Frequency of Treatment Switching for Spironolactone Compared to Oral Tetracycline-Class Antibiotics for Women With Acne: A Retrospective Cohort Study 2010-2016
June 2018 | Volume 17 | Issue 6 | Original Article | 632 | Copyright © June 2018
John S. Barbieri MD MBA,a Juliana K. Choi MD PhD,a,b Nandita Mitra PhD,c David J. Margolis MD PhDa,c
aUniversity of Pennsylvania Perelman School of Medicine, Philadelphia, PA bDepartment of Veteran Affairs, Philadelphia, PA cDepartment of Biostatistics, Epidemiology and Informatics, University of Pennsylvania, Philadelphia, PA

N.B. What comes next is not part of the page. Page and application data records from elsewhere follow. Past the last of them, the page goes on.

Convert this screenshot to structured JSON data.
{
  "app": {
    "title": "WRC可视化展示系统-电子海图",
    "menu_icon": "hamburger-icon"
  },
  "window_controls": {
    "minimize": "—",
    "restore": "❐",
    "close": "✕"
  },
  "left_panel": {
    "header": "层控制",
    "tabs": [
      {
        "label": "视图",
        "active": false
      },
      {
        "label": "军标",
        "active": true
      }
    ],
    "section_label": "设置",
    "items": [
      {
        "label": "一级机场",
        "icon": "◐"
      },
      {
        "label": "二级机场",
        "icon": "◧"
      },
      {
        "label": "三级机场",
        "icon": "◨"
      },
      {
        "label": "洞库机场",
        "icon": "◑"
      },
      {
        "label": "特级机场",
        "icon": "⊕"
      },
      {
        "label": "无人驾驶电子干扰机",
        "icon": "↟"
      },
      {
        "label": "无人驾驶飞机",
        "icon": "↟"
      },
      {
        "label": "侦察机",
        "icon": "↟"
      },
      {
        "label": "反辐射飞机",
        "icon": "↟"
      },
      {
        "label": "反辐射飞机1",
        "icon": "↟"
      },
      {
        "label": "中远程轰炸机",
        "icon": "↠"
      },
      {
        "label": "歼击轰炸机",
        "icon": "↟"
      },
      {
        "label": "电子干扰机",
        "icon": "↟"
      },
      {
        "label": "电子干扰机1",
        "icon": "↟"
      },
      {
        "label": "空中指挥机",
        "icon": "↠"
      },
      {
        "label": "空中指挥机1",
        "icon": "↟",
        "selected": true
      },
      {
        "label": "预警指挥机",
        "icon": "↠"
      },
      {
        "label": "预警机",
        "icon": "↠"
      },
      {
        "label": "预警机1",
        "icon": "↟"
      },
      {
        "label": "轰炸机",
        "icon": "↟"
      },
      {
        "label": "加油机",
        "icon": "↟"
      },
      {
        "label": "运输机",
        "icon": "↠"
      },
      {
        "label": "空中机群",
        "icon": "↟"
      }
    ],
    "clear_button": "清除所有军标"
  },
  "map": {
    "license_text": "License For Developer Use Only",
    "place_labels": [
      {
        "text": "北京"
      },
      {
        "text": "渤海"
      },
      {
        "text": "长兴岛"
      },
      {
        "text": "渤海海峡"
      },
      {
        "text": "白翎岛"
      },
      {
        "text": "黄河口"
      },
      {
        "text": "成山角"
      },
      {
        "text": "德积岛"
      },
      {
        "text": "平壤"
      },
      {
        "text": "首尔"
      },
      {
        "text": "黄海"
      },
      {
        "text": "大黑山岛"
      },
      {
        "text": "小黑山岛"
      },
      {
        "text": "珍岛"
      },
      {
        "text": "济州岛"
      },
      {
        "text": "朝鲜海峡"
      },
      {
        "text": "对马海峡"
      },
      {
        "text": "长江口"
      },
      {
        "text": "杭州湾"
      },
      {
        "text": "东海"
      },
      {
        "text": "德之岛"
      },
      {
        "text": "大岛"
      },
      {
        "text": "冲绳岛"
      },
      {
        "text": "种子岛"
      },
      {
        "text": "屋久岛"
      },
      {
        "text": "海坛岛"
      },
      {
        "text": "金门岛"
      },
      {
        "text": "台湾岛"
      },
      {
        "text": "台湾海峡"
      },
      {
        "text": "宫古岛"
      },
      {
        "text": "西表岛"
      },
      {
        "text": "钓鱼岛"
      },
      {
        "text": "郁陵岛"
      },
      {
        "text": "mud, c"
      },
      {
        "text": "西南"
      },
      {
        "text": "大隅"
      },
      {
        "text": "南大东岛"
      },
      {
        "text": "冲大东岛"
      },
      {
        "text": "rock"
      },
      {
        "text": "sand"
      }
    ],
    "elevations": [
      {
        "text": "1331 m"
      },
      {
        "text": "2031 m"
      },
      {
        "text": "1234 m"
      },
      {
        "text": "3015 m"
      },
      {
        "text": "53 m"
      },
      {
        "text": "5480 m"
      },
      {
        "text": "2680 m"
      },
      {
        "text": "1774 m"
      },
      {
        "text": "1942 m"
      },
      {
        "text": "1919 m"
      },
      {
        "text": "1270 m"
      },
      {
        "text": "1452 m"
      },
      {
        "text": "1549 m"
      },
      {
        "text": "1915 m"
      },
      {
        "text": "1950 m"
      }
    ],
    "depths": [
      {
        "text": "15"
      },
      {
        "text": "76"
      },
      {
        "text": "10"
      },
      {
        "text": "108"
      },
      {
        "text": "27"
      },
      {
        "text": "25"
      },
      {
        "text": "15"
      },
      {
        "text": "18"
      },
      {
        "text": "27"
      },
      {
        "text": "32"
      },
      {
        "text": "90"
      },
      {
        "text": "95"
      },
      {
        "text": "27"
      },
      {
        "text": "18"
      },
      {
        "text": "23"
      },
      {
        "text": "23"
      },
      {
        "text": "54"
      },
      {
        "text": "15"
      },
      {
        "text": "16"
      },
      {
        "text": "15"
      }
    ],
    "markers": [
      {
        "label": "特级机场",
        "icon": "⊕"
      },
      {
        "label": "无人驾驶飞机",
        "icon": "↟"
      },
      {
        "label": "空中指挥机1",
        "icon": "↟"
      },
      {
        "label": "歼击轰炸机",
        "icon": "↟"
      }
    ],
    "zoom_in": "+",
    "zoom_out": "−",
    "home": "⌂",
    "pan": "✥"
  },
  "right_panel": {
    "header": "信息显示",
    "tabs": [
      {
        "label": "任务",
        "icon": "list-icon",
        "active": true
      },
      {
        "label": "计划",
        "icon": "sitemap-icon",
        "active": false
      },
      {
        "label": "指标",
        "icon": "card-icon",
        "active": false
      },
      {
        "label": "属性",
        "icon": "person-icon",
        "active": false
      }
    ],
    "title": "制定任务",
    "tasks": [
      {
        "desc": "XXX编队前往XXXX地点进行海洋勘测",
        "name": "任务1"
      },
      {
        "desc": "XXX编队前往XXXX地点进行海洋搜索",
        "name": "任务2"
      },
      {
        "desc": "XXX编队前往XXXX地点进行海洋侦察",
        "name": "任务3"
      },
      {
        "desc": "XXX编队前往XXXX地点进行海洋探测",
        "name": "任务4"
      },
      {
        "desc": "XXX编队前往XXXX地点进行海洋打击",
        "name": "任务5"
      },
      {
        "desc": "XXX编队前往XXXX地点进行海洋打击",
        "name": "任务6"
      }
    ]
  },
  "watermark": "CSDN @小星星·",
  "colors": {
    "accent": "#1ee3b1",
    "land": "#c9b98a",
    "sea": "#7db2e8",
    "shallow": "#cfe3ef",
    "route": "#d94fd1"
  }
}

BACKGROUND: Long-term oral antibiotic use in acne may be associated with a variety of adverse effects including antibiotic resistance, pharyngitis, inflammatory bowel disease, and breast and colon cancer. Spironolactone may represent an effective and safe alternative to oral antibiotics for women with moderate to severe acne, however comparative studies are lacking.METHODS: Using the OptumInsight™ Clinformatics™ DataMart, we conducted a retrospective analysis of the frequency of switching to a different systemic agent within the first year of therapy among women with acne who were started on either spironolactone or an oral tetracycline-class antibiotic between 2010-2016, after controlling for age, topical retinoid, and oral contraceptive use.RESULTS: Among women with acne who were started on spironolactone, 14.4% were prescribed a different systemic agent within one year, compared with 13.4% started on an oral tetracycline-class antibiotic. After adjusting for age, topical retinoid, and oral contraceptive use, the odds ratio for being prescribed a different systemic agent within one year was 1.07 (95% CI 0.99-1.16) for those prescribed spironolactone when compared with oral tetracycline-class antibiotics and the risk difference was 0.007 (95% CI -0.002-0.017).CONCLUSIONS: Based on the observation of similar switching between the two groups, spironolactone may have similar clinical effectiveness to that of oral tetracycline-class antibiotics. While ultimately large clinical trials are needed to determine the optimal management strategy for women with moderate to severe acne, these results provide additional support that spironolactone represents an effective treatment for women with acne.J Drugs Dermatol. 2018;17(6):632-638.
Acne is one of the most common diseases worldwide, affecting 85% of adolescents. In addition, acne often persists into adulthood, with over 50% of women reporting acne between 20-29 years of age and over 35% between 30-39 years of age.1,2 While topical agents are typically sufficient for mild acne, moderate to severe acne often requires treatment with systemic agents, such as oral antibiotics, spironolactone, and isotretinoin.3Oral antibiotics are the most common systemic agent used in the treatment of acne and dermatologists prescribe more antibiotics per capita than any other specialty.4,5 However, antibiotic use may be associated with a variety of adverse outcomes including antibiotic resistance, pharyngitis, inflammatory bowel disease, and colon and breast cancer.6–15 As a result, there have been calls to reduce overuse of antibiotics throughout medicine and multiple guidelines regarding the treatment of acne recommend limiting the duration of therapy with oral antibiotics.16–20,3,21For women with moderate to severe acne, spironolactone may represent an effective, safe, and well-tolerated alternative to oral antibiotics and its use is becoming more common over time.5,22–27 However, despite expert opinion supporting the use of spironolactone in the treatment of acne, spironolactone is not approved by the Food and Drug Administration for this indication and clinical evidence demonstrating the effectiveness of spironolactone is limited to small studies.24–27 The objective of this study was to compare the outcomes with spironolactone and oral tetracycline-class antibiotics among a large, broadly representative population of women with acne. Specifically, this study sought to characterize the frequency with which women who are started on either spironolactone or an oral tetracycline-class antibiotic subsequently switch to a different systemic agent within the first year of therapy, since this switching may reflect treatment failure, whether due to lack of efficacy, side-effects, cost, or other reasons.28
This study was a retrospective analysis using the OptumInsight™ Clinformatics™ DataMart (OptumInsight, Eden Prairie, MN) between 2010 and 2016. The OptumInsight Clinformatics DataMart includes de-identified commercial claims data for approximately